The names and composition of these review committees vary from country to country. However, in general there is an ethical review committee (ERC) and/or an institutional review board (IRB), and a scientific review committee. The main concerns of the IRB or ERC are the safety and human rights of trial participants and the ethical conduct of the trial. The scientific committee ensures that the trial is asking legitimate scientific questions and that the study is well designed to answer these questions. A few countries like Uganda and South Africa have AIDS vaccine committees that have been created specifically to review AIDS vaccine trials. All of these committees follow internationally agreedupon guidelines such as the Declaration of Helsinki, which gives a detailed definition of the requirements for ethical research. These guidelines create uniform ethical and scientific standards for all trials with human participants, wherever they take place.

However, just because a trial has been approved in one country it does not mean that it will be approved in another. A 'multisite' trial that is being conducted in more than one country must be reviewed and approved independently by each country.

What trial materials are reviewed?

All of these committees review the trial 'protocol', a detailed document that defines exactly how the trial will be carried out. A trial protocol contains in-depth information on every aspect of the trial such as the vaccine candidate that will be tested, the goals and design of the study, standards for including or excluding volunteers, the number of visits that volunteers will be asked to make to the trial site, the procedures to be done at each visit, the type of information that will be collected and how it will be analyzed.

ERCs and IRBs assess other trial documents too. These include advertisements that may be used to recruit volunteers and the forms and plans for obtaining 'informed consent', a crucial part of ethical research. Informed consent is an agreement signed by all volunteers that indicates their understanding of the purpose and goals of the trial; what will be done during the trial and for how long; the risks and benefits of participation; and their rights and responsibilities as research volunteers. ERCs and IRBs look at all available information about the vaccine candidate and the potential risks of trial participation to be certain that all of this information is provided to volunteers in ways that they can readily understand. They also review documents such as brochures, videos and short quizzes that may be used in the informed consent process.

These committees also consider the package of benefits that will be offered to volunteers during the trial and compensation such as travel costs to and from the trial site. They ensure that the benefits are fair but do not have an inappropriate or 'undue' influence on a volunteers' decision to participate.

When can a trial begin?

All of these committees have the opportunity to review the protocol, make suggestions, and recommend or require changes. Trial sponsors make required changes to the protocol or other documents and re-submit them. A trial can only begin after all of the committees have given their approval.

What happens once a trial has started?

After an AIDS vaccine trial begins, ERCs, IRBs and other groups receive regular updates that allow them to determine whether the trial is safe and ethical and that trial sponsors are fulfilling their obligations to participants. These committees also have the power to stop the trial if there are any concerns for safety or if the trial is not being conducted ethically.
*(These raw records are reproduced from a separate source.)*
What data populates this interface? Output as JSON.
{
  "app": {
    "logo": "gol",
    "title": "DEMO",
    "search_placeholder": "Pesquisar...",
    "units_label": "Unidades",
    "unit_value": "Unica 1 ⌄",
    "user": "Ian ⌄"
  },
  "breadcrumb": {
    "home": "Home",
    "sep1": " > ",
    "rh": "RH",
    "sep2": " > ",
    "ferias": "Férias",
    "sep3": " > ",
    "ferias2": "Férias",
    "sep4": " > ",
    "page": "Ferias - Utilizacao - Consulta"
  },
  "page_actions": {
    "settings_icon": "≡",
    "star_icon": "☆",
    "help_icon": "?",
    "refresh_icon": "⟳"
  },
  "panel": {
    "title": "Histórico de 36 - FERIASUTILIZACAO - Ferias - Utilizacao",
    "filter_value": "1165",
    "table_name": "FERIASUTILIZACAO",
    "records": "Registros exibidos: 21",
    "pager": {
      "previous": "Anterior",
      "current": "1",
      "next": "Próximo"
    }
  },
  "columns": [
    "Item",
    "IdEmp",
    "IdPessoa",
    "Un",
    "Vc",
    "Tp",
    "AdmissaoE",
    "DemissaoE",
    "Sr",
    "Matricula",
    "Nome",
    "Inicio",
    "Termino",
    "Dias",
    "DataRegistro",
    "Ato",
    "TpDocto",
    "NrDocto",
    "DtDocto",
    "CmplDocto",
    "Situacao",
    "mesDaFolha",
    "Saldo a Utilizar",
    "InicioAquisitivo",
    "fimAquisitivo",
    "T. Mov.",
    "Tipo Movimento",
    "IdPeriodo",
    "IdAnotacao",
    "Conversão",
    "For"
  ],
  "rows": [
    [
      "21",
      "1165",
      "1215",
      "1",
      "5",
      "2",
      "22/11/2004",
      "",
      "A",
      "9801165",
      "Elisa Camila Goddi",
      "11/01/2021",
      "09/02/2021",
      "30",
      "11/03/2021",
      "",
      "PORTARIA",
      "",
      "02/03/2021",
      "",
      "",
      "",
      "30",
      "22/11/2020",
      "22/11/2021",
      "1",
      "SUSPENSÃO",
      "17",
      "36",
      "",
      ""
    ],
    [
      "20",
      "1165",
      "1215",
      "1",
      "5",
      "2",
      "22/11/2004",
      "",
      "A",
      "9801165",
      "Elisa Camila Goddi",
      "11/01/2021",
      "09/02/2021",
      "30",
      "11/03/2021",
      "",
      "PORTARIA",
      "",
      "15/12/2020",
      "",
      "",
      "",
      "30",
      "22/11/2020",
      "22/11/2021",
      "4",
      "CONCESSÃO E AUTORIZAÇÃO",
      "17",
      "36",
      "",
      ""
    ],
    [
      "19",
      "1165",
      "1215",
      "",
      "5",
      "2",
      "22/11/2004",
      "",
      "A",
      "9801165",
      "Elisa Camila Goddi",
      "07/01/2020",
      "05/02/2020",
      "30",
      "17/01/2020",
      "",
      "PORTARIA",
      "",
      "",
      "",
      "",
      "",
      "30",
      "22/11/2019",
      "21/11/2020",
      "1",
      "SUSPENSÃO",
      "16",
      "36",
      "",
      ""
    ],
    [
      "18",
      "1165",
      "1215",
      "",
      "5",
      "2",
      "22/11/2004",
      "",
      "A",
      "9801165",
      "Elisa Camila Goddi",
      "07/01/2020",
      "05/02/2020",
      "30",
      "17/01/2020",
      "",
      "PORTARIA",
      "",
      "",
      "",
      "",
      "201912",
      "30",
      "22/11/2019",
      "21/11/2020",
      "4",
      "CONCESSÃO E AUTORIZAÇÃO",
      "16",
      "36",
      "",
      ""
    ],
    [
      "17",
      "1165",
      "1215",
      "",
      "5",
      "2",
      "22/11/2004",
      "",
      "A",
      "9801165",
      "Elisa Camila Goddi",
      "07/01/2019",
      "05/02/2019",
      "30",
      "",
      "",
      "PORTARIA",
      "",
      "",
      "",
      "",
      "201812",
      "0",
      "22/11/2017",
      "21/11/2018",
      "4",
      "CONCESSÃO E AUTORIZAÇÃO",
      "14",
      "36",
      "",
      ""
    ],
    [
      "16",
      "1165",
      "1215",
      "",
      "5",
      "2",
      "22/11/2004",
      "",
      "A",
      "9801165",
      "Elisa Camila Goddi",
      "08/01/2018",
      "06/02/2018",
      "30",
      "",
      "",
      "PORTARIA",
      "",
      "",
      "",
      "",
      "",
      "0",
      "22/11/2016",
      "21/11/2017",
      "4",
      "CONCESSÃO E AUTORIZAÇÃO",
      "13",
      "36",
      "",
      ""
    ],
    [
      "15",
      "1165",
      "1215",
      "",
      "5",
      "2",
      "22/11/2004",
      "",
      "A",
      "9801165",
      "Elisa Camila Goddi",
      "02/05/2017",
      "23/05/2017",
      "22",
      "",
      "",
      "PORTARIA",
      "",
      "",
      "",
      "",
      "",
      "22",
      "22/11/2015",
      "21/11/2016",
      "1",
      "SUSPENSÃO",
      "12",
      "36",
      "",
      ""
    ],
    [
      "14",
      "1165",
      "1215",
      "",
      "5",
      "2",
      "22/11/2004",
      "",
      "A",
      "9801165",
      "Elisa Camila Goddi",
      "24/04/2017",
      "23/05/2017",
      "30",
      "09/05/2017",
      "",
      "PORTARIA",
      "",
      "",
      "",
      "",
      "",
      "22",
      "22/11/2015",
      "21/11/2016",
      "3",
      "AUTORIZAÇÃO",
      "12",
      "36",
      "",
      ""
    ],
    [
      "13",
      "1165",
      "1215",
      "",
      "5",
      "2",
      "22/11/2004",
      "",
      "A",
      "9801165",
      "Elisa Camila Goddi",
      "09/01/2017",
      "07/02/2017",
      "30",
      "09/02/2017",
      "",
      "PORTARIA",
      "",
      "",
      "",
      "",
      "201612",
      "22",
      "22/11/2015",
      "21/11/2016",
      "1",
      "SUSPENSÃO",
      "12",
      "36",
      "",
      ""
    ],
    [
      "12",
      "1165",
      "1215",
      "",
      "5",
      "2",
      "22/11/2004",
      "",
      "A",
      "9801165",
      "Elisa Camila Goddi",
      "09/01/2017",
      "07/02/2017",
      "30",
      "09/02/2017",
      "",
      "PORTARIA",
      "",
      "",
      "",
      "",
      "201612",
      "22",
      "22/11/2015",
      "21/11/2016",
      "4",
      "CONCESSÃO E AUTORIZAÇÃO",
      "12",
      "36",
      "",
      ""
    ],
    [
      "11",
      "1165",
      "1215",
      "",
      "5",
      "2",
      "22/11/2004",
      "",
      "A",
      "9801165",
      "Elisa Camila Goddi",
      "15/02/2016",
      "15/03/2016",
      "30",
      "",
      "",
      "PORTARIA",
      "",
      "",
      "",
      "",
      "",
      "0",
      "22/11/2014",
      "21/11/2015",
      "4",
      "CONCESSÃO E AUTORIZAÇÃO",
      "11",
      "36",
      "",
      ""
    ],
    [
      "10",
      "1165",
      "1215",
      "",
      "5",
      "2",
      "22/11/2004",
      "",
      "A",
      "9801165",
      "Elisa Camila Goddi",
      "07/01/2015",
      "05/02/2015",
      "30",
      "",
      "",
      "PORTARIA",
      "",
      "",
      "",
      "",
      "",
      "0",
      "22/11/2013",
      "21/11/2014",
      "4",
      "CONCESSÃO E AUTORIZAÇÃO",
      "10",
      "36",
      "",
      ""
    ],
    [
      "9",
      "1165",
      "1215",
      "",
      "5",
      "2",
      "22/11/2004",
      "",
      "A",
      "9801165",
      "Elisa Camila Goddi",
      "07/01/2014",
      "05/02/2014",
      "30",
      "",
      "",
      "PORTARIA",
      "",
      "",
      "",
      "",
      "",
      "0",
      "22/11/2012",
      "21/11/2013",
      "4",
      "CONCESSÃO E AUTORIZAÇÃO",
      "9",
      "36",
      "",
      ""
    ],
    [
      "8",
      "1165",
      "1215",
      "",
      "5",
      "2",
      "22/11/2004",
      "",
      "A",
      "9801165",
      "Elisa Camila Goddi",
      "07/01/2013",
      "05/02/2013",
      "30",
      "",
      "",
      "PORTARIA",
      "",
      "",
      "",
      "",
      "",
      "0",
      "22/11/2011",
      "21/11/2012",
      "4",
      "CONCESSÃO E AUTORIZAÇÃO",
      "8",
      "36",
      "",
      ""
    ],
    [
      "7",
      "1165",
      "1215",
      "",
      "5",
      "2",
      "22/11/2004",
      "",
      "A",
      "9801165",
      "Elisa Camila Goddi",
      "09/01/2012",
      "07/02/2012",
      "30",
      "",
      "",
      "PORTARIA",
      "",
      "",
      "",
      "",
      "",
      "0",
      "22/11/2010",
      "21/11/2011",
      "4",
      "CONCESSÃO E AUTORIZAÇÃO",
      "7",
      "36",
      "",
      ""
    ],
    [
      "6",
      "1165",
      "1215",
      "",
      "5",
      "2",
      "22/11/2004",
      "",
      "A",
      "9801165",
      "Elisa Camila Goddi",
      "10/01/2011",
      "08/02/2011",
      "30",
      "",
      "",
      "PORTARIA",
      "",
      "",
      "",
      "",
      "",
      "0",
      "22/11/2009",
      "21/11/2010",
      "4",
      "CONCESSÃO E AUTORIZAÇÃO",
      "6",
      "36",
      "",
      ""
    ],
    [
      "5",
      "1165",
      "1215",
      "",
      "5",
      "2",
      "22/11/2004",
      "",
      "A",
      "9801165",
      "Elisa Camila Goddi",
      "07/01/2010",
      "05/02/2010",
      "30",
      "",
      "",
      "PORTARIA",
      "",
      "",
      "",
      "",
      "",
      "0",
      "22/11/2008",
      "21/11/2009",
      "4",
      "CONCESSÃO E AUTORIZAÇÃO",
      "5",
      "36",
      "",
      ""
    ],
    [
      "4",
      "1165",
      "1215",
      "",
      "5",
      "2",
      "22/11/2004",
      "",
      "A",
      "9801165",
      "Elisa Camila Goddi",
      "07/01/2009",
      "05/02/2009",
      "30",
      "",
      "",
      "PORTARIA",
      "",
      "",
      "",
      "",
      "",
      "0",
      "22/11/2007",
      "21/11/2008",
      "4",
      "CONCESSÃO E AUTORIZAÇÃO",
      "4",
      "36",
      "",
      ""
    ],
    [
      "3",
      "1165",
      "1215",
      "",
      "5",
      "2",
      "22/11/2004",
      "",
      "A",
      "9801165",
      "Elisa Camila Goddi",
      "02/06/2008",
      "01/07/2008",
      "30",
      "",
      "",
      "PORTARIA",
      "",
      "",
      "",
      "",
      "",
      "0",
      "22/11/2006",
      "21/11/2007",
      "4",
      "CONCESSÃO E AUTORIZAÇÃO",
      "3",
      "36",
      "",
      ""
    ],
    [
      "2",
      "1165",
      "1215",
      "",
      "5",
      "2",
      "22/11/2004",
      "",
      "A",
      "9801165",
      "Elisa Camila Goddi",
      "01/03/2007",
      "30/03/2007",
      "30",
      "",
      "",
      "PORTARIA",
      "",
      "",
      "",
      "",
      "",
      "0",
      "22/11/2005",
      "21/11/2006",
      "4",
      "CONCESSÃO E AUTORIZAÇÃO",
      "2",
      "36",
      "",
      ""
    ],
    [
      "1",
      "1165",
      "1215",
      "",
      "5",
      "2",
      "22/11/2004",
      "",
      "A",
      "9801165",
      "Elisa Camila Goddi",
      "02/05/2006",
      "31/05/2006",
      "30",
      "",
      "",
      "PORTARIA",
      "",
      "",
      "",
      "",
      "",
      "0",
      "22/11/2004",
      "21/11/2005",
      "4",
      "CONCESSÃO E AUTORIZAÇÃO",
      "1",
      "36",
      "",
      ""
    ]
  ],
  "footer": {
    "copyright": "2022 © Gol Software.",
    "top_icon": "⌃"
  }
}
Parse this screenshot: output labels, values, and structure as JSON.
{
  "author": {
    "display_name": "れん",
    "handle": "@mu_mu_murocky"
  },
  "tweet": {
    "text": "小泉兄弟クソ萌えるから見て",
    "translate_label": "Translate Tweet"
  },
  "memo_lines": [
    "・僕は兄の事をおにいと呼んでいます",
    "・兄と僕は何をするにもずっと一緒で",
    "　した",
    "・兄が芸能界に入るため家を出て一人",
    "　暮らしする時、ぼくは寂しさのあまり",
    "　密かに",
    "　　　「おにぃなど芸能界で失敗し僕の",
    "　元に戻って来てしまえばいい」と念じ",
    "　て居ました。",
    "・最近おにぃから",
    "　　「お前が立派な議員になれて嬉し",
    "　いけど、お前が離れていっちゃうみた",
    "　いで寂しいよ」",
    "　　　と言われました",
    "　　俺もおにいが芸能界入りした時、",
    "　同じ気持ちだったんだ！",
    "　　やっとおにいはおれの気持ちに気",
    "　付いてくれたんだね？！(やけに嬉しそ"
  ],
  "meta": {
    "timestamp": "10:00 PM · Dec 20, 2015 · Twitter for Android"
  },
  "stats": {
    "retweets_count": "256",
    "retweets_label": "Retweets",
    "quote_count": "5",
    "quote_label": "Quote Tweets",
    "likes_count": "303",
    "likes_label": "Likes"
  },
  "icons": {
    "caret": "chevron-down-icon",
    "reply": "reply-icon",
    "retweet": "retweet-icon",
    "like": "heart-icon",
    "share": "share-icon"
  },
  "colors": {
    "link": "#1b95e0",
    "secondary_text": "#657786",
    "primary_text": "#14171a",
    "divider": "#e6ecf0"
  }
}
For a trial to be successful it is also important for trial site investigators and sponsors to inform and obtain general support from the countries and communities that will be involved in the research. (The agencies and scientists who have designed and funded the trial [the sponsors] are often separate from the clinics and staff [the investigators] who will conduct the trial.)

Site investigators often conduct meetings with community leaders and people who might volunteer for the trial. These consultations are not part of the formal approval process but they help to ensure that communities have accurate information and that their concerns are addressed. Sponsors may make changes to the trial protocol so that it reflects community input.

Trial sponsors frequently meet with political leaders, national AIDS organizations and other partners to build national and local support for AIDS vaccine research.

Many sites also establish community advisory boards (CABs). For AIDS vaccine trials these are usually committees composed of community representatives such as religious leaders, teachers, journalists, and people living with HIV and AIDS. CABs have a variety of duties that may include informed consent documents and educational materials, monitoring trials, and helping to inform and educate the rest of the community.